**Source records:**
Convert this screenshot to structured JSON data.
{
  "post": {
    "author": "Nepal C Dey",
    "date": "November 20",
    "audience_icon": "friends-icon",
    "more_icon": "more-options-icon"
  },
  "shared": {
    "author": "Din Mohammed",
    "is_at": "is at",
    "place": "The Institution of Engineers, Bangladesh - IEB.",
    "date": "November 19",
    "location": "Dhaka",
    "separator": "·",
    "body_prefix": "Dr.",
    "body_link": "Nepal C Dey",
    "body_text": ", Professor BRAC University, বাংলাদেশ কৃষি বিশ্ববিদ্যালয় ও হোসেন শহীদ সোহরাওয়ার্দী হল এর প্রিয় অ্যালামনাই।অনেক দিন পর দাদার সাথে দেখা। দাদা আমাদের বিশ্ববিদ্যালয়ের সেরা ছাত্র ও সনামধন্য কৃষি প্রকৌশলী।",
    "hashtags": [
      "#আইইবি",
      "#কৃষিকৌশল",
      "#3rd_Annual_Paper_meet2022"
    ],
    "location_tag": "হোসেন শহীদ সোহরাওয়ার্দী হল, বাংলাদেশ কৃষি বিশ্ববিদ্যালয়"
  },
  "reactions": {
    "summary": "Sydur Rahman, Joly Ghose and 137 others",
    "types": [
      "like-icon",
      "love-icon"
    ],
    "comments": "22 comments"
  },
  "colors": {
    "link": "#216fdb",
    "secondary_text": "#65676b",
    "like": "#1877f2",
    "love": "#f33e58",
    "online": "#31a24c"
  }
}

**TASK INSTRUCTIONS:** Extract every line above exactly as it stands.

**ANSWER BOX:**
Convert this screenshot to structured JSON data.
{
  "post": {
    "author": "Nepal C Dey",
    "date": "November 20",
    "audience_icon": "friends-icon",
    "more_icon": "more-options-icon"
  },
  "shared": {
    "author": "Din Mohammed",
    "is_at": "is at",
    "place": "The Institution of Engineers, Bangladesh - IEB.",
    "date": "November 19",
    "location": "Dhaka",
    "separator": "·",
    "body_prefix": "Dr.",
    "body_link": "Nepal C Dey",
    "body_text": ", Professor BRAC University, বাংলাদেশ কৃষি বিশ্ববিদ্যালয় ও হোসেন শহীদ সোহরাওয়ার্দী হল এর প্রিয় অ্যালামনাই।অনেক দিন পর দাদার সাথে দেখা। দাদা আমাদের বিশ্ববিদ্যালয়ের সেরা ছাত্র ও সনামধন্য কৃষি প্রকৌশলী।",
    "hashtags": [
      "#আইইবি",
      "#কৃষিকৌশল",
      "#3rd_Annual_Paper_meet2022"
    ],
    "location_tag": "হোসেন শহীদ সোহরাওয়ার্দী হল, বাংলাদেশ কৃষি বিশ্ববিদ্যালয়"
  },
  "reactions": {
    "summary": "Sydur Rahman, Joly Ghose and 137 others",
    "types": [
      "like-icon",
      "love-icon"
    ],
    "comments": "22 comments"
  },
  "colors": {
    "link": "#216fdb",
    "secondary_text": "#65676b",
    "like": "#1877f2",
    "love": "#f33e58",
    "online": "#31a24c"
  }
}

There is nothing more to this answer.